It is not strictly necessary to call UnhookWindowsHookEx(), Windows does figure out that you forgot to do so and will unhook when your program terminates. Necessarily so, not cleaning up the hook would cause Windows to hang. It is considered "good manners" to not leave it up to the operating system.
The Application.Run() call is a hard requirement for a program that implements a low-level hook. Without a message loop, say using Console.ReadLine() instead, the callbacks to the hook are not made. The specific Windows promise is that the callback will be made on the same thread that called SetWindowsHookEx(). To do that, Windows somehow has the "break in" and force your thread to call the callback method. It can't just arbitrarily interrupt your thread and force it to make the call, that would cause horrible re-entrancy problems. Your thread has to be in a well defined state, it has to be idle and not mutating program state.

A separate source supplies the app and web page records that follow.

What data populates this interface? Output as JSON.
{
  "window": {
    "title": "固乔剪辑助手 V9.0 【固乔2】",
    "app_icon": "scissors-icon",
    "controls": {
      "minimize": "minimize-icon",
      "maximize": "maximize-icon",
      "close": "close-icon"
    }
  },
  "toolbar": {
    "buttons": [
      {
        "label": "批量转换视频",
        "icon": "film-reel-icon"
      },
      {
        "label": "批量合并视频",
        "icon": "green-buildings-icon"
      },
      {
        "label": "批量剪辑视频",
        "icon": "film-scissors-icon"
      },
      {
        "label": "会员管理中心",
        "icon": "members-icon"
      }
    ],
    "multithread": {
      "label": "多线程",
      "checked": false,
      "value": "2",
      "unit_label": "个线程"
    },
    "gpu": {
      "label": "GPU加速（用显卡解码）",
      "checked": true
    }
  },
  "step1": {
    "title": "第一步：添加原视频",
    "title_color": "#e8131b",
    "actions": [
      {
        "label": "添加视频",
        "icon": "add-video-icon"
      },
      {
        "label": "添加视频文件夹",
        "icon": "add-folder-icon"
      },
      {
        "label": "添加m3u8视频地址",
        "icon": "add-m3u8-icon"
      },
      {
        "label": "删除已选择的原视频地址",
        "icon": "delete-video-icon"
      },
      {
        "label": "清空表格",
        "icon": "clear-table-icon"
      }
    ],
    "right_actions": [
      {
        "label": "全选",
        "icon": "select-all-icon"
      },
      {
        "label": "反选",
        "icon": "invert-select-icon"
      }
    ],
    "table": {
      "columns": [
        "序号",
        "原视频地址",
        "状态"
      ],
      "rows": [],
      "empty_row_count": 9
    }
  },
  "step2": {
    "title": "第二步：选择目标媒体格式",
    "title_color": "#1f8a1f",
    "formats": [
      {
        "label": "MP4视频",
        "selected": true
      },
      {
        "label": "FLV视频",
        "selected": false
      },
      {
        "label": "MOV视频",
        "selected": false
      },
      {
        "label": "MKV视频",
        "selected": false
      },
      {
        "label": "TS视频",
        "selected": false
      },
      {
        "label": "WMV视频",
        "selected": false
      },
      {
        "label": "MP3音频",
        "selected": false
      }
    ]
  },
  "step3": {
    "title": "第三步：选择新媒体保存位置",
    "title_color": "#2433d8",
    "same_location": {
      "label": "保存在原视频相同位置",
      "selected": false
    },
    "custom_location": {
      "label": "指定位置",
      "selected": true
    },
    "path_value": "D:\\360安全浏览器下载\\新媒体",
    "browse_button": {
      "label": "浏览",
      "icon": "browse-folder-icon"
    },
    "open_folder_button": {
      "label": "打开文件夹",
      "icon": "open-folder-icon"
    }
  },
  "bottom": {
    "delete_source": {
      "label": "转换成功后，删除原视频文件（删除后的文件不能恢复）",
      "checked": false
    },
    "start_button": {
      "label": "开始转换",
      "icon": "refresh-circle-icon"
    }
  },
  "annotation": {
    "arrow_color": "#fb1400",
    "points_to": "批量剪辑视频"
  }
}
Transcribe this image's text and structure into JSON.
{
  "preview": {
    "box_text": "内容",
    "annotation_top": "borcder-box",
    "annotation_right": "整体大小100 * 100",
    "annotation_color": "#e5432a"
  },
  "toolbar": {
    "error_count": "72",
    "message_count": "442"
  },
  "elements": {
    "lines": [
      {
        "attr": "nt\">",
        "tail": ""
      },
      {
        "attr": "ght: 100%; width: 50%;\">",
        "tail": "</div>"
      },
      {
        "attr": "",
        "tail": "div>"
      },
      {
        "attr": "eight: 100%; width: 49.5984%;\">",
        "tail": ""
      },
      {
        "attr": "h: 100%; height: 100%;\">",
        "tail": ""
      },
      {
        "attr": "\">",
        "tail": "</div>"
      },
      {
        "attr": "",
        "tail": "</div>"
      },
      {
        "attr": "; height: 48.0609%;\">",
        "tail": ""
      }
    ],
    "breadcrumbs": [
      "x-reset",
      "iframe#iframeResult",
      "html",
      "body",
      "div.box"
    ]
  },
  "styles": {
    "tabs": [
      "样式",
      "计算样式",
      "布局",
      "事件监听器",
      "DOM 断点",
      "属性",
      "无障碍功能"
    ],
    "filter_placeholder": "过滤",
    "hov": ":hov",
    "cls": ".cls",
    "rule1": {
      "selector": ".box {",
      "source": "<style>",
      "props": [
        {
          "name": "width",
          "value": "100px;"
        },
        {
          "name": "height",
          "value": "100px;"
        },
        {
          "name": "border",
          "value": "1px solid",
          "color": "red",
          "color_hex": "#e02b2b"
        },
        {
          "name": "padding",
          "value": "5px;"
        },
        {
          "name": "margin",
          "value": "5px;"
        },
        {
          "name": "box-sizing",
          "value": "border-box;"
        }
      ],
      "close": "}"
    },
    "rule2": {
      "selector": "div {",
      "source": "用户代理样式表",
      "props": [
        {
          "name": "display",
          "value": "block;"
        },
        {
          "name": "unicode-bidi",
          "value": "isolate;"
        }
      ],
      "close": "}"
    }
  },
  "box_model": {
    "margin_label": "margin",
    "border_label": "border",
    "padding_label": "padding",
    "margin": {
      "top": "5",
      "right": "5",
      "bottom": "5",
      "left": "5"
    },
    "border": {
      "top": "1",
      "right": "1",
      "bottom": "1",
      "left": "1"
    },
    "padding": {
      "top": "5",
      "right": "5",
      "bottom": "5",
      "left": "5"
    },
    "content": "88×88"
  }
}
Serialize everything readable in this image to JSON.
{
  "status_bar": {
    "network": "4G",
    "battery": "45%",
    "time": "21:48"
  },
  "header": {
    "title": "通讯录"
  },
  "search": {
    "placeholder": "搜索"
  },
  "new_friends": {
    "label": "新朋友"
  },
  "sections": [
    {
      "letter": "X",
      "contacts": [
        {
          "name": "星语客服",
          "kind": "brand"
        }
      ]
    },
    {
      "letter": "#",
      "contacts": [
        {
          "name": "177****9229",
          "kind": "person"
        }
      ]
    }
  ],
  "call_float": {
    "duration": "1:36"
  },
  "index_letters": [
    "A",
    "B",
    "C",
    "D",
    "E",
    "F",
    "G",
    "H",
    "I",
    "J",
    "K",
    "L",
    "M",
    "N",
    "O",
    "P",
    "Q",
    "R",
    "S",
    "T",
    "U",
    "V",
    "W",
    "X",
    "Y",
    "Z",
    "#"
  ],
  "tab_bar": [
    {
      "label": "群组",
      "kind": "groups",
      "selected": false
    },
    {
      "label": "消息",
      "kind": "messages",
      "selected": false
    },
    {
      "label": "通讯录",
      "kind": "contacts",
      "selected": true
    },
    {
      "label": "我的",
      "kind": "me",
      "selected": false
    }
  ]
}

The message loop, specifically the GetMessage() or PeekMessage() winapi function, is that signal, when your thread pumps the message loop then it is idle and waiting for Windows to tell it to do something. It is the universal solution to the producer/consumer problem.